Copy exactly the line containing "Transcribe this image's" and all lines after it, through the last line of the material below; omit everything before it.
####
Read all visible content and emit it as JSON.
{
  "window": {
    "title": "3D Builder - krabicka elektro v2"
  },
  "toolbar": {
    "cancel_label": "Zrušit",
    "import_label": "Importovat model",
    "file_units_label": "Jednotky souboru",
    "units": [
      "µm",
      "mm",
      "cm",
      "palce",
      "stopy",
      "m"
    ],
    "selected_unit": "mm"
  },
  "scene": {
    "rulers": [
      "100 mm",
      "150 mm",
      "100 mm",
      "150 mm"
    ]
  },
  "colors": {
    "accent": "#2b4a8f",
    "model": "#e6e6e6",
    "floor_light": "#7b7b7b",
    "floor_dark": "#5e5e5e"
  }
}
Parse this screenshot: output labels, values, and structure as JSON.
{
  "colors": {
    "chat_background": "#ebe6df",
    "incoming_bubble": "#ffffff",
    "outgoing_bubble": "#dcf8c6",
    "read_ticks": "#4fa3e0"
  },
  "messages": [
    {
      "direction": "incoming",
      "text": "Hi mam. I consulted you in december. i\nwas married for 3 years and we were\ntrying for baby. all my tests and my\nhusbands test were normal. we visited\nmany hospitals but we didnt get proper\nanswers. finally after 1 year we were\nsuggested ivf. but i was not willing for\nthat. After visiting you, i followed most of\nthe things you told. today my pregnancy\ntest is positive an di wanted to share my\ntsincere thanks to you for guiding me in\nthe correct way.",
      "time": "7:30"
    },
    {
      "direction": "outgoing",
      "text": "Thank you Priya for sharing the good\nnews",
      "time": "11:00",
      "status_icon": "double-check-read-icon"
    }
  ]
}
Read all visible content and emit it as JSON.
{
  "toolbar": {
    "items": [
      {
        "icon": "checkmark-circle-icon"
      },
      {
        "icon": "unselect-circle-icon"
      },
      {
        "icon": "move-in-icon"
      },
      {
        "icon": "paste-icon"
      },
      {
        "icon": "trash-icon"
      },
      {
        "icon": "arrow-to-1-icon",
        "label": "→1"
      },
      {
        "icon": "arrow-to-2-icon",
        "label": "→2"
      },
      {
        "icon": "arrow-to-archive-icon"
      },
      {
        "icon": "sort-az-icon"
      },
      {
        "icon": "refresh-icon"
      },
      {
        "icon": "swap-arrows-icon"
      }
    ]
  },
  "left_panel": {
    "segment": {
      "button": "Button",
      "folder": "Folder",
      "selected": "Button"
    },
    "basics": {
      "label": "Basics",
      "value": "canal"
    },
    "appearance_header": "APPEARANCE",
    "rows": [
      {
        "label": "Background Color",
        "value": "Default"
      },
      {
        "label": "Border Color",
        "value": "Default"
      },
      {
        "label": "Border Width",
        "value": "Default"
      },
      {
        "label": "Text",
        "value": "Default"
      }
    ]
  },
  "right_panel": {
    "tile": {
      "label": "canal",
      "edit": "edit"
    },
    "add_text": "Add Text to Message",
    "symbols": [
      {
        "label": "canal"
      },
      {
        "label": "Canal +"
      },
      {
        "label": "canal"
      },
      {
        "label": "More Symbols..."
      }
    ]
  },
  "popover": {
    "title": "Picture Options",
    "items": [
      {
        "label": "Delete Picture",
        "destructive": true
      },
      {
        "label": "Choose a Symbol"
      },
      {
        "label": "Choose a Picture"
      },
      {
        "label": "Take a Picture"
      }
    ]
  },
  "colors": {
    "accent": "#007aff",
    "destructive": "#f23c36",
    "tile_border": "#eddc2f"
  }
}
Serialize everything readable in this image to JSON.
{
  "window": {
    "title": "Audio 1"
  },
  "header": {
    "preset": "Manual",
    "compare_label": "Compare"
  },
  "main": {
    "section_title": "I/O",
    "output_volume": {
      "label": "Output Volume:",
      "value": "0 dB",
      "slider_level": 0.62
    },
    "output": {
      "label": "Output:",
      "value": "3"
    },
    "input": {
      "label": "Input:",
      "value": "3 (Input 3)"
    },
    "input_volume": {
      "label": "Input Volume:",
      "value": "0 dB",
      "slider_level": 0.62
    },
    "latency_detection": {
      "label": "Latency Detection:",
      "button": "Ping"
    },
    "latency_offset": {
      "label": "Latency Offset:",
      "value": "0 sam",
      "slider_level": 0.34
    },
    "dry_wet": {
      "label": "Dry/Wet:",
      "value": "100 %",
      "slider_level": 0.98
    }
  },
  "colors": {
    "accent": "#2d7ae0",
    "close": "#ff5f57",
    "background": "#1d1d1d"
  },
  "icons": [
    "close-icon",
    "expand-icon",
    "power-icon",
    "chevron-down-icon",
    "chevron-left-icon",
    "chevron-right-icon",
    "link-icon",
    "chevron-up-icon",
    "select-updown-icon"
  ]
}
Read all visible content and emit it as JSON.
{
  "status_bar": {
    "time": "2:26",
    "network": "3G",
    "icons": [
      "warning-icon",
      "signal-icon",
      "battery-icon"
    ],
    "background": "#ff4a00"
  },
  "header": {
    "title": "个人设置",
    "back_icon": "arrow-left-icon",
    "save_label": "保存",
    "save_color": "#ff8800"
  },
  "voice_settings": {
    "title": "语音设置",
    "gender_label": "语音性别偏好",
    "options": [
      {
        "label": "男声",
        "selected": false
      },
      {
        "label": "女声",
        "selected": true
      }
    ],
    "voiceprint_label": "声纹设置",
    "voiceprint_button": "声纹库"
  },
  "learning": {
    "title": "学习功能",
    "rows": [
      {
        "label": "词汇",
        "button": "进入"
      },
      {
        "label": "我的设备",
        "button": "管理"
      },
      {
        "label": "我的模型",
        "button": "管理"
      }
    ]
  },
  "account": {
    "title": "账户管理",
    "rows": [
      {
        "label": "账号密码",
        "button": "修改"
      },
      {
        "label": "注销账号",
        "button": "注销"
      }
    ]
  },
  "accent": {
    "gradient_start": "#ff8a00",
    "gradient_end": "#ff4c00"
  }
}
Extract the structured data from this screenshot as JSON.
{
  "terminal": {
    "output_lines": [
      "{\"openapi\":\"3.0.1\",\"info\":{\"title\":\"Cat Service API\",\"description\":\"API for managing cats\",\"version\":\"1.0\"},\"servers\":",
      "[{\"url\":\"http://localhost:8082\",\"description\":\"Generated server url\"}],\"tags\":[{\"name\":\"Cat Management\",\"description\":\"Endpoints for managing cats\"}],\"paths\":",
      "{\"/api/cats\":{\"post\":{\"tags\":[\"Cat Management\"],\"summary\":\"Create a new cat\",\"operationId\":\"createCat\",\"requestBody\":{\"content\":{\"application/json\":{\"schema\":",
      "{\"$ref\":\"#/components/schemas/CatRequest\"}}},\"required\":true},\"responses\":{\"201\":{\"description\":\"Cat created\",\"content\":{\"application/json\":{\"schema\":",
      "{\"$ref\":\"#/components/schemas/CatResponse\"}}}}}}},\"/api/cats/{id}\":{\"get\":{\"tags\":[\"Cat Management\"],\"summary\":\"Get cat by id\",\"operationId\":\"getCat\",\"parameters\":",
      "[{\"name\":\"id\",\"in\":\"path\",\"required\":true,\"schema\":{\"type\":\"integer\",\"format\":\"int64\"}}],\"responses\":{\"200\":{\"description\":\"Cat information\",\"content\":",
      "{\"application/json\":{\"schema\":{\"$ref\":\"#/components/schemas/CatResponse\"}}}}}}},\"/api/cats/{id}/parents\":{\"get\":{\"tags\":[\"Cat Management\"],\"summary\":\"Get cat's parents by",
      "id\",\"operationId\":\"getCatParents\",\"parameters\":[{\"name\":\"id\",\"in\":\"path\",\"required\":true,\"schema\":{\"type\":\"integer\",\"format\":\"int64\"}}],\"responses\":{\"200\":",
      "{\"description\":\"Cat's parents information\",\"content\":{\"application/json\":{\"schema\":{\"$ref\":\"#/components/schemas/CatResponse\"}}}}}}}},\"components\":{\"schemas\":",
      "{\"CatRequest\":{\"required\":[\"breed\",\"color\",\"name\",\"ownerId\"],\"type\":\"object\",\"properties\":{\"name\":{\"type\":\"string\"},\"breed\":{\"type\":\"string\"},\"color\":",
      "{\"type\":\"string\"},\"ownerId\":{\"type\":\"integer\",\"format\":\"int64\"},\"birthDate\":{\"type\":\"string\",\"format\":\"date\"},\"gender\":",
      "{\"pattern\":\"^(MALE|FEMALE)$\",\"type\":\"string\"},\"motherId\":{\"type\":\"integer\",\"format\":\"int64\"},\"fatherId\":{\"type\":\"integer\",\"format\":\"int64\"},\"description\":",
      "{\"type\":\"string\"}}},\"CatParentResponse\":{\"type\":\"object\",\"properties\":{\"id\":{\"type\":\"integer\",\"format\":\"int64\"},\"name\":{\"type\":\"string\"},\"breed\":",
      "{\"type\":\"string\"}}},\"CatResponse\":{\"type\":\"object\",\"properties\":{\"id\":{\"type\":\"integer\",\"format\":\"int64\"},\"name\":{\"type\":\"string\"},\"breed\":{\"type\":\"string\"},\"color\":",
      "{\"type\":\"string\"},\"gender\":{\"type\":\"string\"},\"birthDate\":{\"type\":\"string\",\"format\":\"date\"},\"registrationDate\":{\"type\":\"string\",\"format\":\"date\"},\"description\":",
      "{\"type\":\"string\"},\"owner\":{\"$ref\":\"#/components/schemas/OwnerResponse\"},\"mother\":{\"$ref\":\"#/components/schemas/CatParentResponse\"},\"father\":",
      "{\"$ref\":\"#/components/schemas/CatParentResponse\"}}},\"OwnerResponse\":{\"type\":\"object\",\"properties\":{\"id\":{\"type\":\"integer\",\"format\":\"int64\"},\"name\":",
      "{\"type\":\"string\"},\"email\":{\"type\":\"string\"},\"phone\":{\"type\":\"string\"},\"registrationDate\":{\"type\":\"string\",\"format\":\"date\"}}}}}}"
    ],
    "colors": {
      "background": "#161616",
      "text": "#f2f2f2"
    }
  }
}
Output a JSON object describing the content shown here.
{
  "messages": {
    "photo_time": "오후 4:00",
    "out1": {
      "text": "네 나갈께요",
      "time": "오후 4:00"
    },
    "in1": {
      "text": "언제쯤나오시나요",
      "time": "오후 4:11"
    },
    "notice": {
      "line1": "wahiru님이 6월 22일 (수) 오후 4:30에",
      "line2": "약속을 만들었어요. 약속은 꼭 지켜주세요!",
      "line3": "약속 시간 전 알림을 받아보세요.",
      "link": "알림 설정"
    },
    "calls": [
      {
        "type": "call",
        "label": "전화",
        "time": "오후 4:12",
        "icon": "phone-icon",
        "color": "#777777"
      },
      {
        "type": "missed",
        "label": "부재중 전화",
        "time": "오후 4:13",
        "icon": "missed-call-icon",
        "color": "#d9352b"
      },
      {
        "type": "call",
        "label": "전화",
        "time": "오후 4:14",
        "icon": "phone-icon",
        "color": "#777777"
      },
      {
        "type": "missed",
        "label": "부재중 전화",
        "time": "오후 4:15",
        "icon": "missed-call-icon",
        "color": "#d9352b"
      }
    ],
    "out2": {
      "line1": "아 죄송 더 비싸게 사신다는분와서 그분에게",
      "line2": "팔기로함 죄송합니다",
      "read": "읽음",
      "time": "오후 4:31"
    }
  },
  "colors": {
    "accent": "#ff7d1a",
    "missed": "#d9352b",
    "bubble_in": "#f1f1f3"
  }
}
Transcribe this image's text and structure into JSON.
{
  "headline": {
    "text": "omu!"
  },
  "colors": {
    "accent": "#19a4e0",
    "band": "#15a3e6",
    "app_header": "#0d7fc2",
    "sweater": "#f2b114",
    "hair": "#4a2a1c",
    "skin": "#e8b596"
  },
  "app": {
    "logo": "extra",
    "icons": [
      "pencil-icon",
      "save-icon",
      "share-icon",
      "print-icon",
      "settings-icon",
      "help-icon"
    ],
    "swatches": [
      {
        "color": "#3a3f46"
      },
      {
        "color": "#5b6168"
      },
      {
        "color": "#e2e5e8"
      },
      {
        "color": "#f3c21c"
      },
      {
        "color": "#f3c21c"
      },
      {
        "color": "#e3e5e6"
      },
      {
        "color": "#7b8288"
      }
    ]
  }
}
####
## REPLY
Transcribe this image's text and structure into JSON.
{
  "headline": {
    "text": "omu!"
  },
  "colors": {
    "accent": "#19a4e0",
    "band": "#15a3e6",
    "app_header": "#0d7fc2",
    "sweater": "#f2b114",
    "hair": "#4a2a1c",
    "skin": "#e8b596"
  },
  "app": {
    "logo": "extra",
    "icons": [
      "pencil-icon",
      "save-icon",
      "share-icon",
      "print-icon",
      "settings-icon",
      "help-icon"
    ],
    "swatches": [
      {
        "color": "#3a3f46"
      },
      {
        "color": "#5b6168"
      },
      {
        "color": "#e2e5e8"
      },
      {
        "color": "#f3c21c"
      },
      {
        "color": "#f3c21c"
      },
      {
        "color": "#e3e5e6"
      },
      {
        "color": "#7b8288"
      }
    ]
  }
}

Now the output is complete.